EXERCISE INSTRUCTIONS.
Set down the line that contains "Parse this screenshot: output" and every line after it to the end of the entries, exactly as they stand and nothing more.

(Data records)
#####

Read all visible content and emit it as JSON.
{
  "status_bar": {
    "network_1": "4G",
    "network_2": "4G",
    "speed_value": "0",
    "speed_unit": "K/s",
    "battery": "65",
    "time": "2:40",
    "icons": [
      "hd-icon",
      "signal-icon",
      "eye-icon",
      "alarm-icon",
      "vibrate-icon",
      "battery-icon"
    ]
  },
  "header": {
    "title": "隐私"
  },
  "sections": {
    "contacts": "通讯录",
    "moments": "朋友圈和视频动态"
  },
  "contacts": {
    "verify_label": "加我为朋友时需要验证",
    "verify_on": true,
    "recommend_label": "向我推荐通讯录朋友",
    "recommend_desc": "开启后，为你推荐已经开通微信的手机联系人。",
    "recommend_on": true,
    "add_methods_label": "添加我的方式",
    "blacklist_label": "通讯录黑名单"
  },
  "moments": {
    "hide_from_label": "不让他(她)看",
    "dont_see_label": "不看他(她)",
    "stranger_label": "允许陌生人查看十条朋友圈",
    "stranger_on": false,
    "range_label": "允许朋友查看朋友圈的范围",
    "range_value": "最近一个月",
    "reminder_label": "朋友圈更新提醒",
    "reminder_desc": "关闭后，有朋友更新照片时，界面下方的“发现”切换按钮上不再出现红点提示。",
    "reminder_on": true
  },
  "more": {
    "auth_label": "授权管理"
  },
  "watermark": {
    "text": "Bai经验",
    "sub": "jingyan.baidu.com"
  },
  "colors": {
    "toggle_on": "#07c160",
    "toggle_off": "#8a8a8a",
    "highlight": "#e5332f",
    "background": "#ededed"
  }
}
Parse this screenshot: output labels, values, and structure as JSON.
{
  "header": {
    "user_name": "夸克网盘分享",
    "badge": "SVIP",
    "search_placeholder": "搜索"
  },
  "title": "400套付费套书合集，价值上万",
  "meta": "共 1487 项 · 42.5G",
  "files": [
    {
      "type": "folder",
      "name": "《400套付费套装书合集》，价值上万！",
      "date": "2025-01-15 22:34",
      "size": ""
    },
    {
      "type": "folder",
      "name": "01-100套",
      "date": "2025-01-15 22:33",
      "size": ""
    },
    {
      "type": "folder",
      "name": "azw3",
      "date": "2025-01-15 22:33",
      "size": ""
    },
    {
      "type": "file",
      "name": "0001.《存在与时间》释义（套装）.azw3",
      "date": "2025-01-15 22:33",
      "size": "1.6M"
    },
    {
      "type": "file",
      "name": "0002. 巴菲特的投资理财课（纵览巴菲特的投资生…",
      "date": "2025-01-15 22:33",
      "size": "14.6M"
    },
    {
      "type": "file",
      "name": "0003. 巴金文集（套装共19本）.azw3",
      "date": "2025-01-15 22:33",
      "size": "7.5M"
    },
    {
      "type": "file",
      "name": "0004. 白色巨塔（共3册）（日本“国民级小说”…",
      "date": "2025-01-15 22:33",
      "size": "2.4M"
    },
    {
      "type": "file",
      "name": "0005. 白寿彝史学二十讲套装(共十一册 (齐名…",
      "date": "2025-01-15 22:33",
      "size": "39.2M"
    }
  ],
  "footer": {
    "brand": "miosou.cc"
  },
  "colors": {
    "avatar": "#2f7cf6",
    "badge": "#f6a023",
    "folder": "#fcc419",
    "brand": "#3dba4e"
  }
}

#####

TASK OUTPUT.
Parse this screenshot: output labels, values, and structure as JSON.
{
  "header": {
    "user_name": "夸克网盘分享",
    "badge": "SVIP",
    "search_placeholder": "搜索"
  },
  "title": "400套付费套书合集，价值上万",
  "meta": "共 1487 项 · 42.5G",
  "files": [
    {
      "type": "folder",
      "name": "《400套付费套装书合集》，价值上万！",
      "date": "2025-01-15 22:34",
      "size": ""
    },
    {
      "type": "folder",
      "name": "01-100套",
      "date": "2025-01-15 22:33",
      "size": ""
    },
    {
      "type": "folder",
      "name": "azw3",
      "date": "2025-01-15 22:33",
      "size": ""
    },
    {
      "type": "file",
      "name": "0001.《存在与时间》释义（套装）.azw3",
      "date": "2025-01-15 22:33",
      "size": "1.6M"
    },
    {
      "type": "file",
      "name": "0002. 巴菲特的投资理财课（纵览巴菲特的投资生…",
      "date": "2025-01-15 22:33",
      "size": "14.6M"
    },
    {
      "type": "file",
      "name": "0003. 巴金文集（套装共19本）.azw3",
      "date": "2025-01-15 22:33",
      "size": "7.5M"
    },
    {
      "type": "file",
      "name": "0004. 白色巨塔（共3册）（日本“国民级小说”…",
      "date": "2025-01-15 22:33",
      "size": "2.4M"
    },
    {
      "type": "file",
      "name": "0005. 白寿彝史学二十讲套装(共十一册 (齐名…",
      "date": "2025-01-15 22:33",
      "size": "39.2M"
    }
  ],
  "footer": {
    "brand": "miosou.cc"
  },
  "colors": {
    "avatar": "#2f7cf6",
    "badge": "#f6a023",
    "folder": "#fcc419",
    "brand": "#3dba4e"
  }
}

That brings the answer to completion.